Rosemary is a perennial herb that produces small, blue, or purple flowers that are attractive to bees. The nectar and pollen produced by rosemary flowers provide a source of energy and nutrition for bees, helping to sustain them and support their overall health. If rosemary is allowed to bloom freely, it will start in April and in June.
Salvia, also known as sage, produces small, purple, pink, or white flowers arranged in spikes or clusters. The flowers have a sweet, fragrant aroma, nectar, and pollen, and pollinators love them. Salvia blooms from May to June and will rebloom in the fall if cut back.
Scabiosa, also known as pincushion flowers, produce small, purple, pink, or white flowers with a central disk surrounded by petals.
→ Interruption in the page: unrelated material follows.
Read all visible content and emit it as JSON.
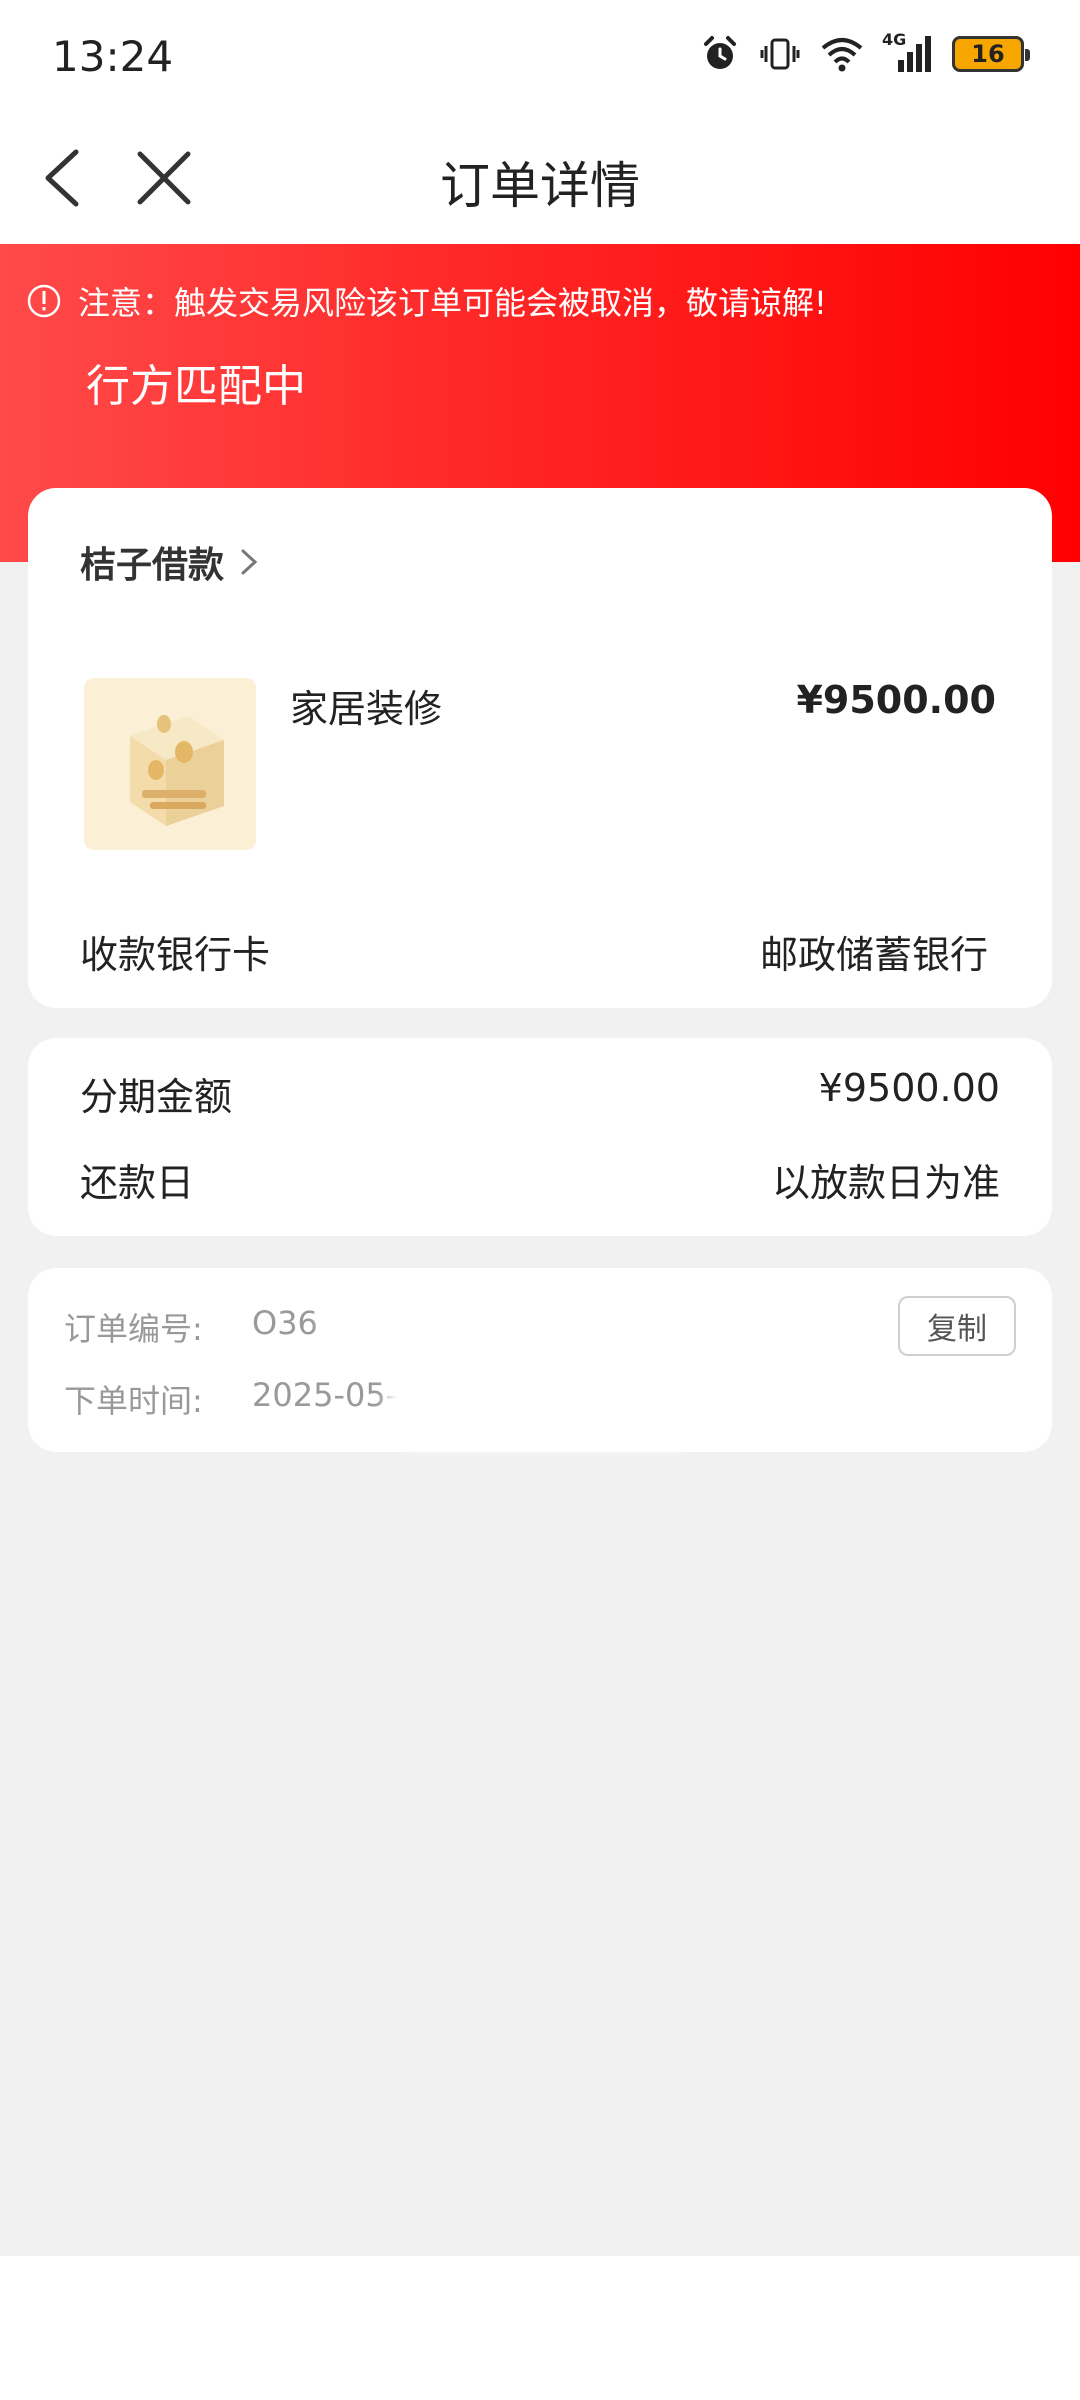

These nectar and pollen-rich flowers start blooming in May and will continue throughout the summer months.
Eryngium, also known as sea holly, is a flowering plant that produces small, blue, purple, or white flowers with a central disk surrounded by spiny bracts. Eryngium blooms from July to September, providing an excellent source of nectar and pollen for the bees.
Stachys, also known as lamb’s ears, is a flowering plant that produces small, purple, pink, or white flowers arranged in spikes or clusters on the plant. The flowers of Stachys have a sweet, fragrant aroma and are visited by bees and other pollinators for the nectar and pollen they produce. Stachys bloom from May to July.
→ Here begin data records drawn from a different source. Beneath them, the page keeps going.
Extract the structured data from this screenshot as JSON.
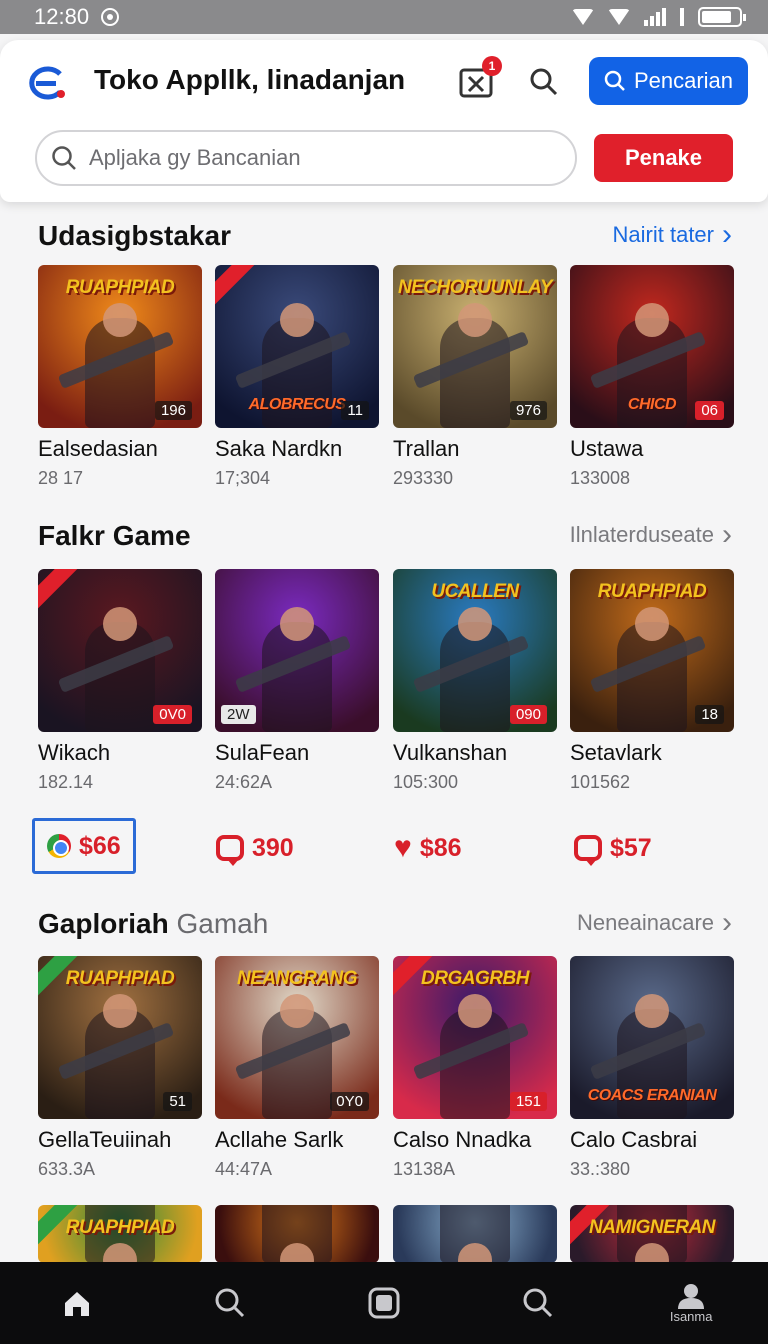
{
  "status_bar": {
    "time": "12:80"
  },
  "header": {
    "title": "Toko Appllk, linadanjan",
    "notification_count": "1",
    "search_button_label": "Pencarian",
    "search_placeholder": "Apljaka gy Bancanian",
    "action_button_label": "Penake"
  },
  "sections": [
    {
      "title": "Udasigbstakar",
      "link": "Nairit tater",
      "cards": [
        {
          "name": "Ealsedasian",
          "sub": "28 17",
          "badge": "196",
          "logo": "RUAPHPIAD",
          "colors": [
            "#f08a1a",
            "#7a1d12"
          ]
        },
        {
          "name": "Saka Nardkn",
          "sub": "17;304",
          "badge": "11",
          "logo": "ALOBRECUS",
          "colors": [
            "#3a4a7a",
            "#0e1430"
          ]
        },
        {
          "name": "Trallan",
          "sub": "293330",
          "badge": "976",
          "logo": "NECHORUUNLAY",
          "colors": [
            "#c9b070",
            "#5a4a2a"
          ]
        },
        {
          "name": "Ustawa",
          "sub": "133008",
          "badge": "06",
          "logo": "CHICD",
          "colors": [
            "#c2281e",
            "#2a0e18"
          ]
        }
      ]
    },
    {
      "title": "Falkr Game",
      "link": "Ilnlaterduseate",
      "cards": [
        {
          "name": "Wikach",
          "sub": "182.14",
          "badge": "0V0",
          "logo": "",
          "colors": [
            "#5a1820",
            "#1a1422"
          ]
        },
        {
          "name": "SulaFean",
          "sub": "24:62A",
          "badge": "2W",
          "logo": "",
          "colors": [
            "#7a2ac0",
            "#3a0e2a"
          ]
        },
        {
          "name": "Vulkanshan",
          "sub": "105:300",
          "badge": "090",
          "logo": "UCALLEN",
          "colors": [
            "#2a7ac0",
            "#1a3a20"
          ]
        },
        {
          "name": "Setavlark",
          "sub": "101562",
          "badge": "18",
          "logo": "RUAPHPIAD",
          "colors": [
            "#c06a1a",
            "#3a200e"
          ]
        }
      ]
    },
    {
      "title": "Gaploriah",
      "title_muted": "Gamah",
      "link": "Neneainacare",
      "cards": [
        {
          "name": "GellaTeuiinah",
          "sub": "633.3A",
          "badge": "51",
          "logo": "RUAPHPIAD",
          "colors": [
            "#a07040",
            "#2a1e14"
          ]
        },
        {
          "name": "Acllahe Sarlk",
          "sub": "44:47A",
          "badge": "0Y0",
          "logo": "NEANGRANG",
          "colors": [
            "#e0d8c8",
            "#7a2a1a"
          ]
        },
        {
          "name": "Calso Nnadka",
          "sub": "13138A",
          "badge": "151",
          "logo": "DRGAGRBH",
          "colors": [
            "#3a1a6a",
            "#d82a4a"
          ]
        },
        {
          "name": "Calo Casbrai",
          "sub": "33.:380",
          "badge": "",
          "logo": "COACS ERANIAN",
          "colors": [
            "#5a6a8a",
            "#1a1a2a"
          ]
        }
      ]
    }
  ],
  "prices": [
    {
      "value": "$66",
      "icon": "chrome-icon"
    },
    {
      "value": "390",
      "icon": "chat-bubble-icon"
    },
    {
      "value": "$86",
      "icon": "heart-icon"
    },
    {
      "value": "$57",
      "icon": "chat-bubble-icon"
    }
  ],
  "partial_row": [
    {
      "logo": "RUAPHPIAD",
      "colors": [
        "#2a8a3a",
        "#e0a020"
      ]
    },
    {
      "logo": "",
      "colors": [
        "#e07a1a",
        "#3a0e0e"
      ]
    },
    {
      "logo": "",
      "colors": [
        "#8ab0d0",
        "#2a3a5a"
      ]
    },
    {
      "logo": "NAMIGNERAN",
      "colors": [
        "#c02a3a",
        "#2a1a2a"
      ]
    }
  ],
  "bottom_nav": {
    "profile_label": "Isanma"
  }
}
Stonecrop, also known as Sedum, is a drought-tolerant plant that produces small, colorful flowers that are attractive to bees for their nectar and pollen. It typically blooms from June to September.
Sunflowers are single-stalked plants that produce large, bright yellow flowers with a central disk surrounded by petals. They bloom from July to September. Sunflowers are excellent for bee friendly gardens because of the nectar and pollen they produce.
Thyme is an herb that produces small, purple, or white flowers with lots of nectar and pollen that bees love. For cooking, thyme pairs well with meats of all kinds, chicken, stews, soups, eggs, pasta, vegetables, and beans. If not cut back, it typically blooms from May to June.
Veronica is a flowering plant that produces small, blue, purple, or white flowers. The flowers of veronica are arranged in spikes or racemes on the plant and have a tubular shape that is highly attractive to bees. Veronica blooms in the summer and early fall months, from June to August.
Planting bee friendly flowers is essential for the health and well-being of bees and other pollinators.
Want to get started? Check out our flowers for bees!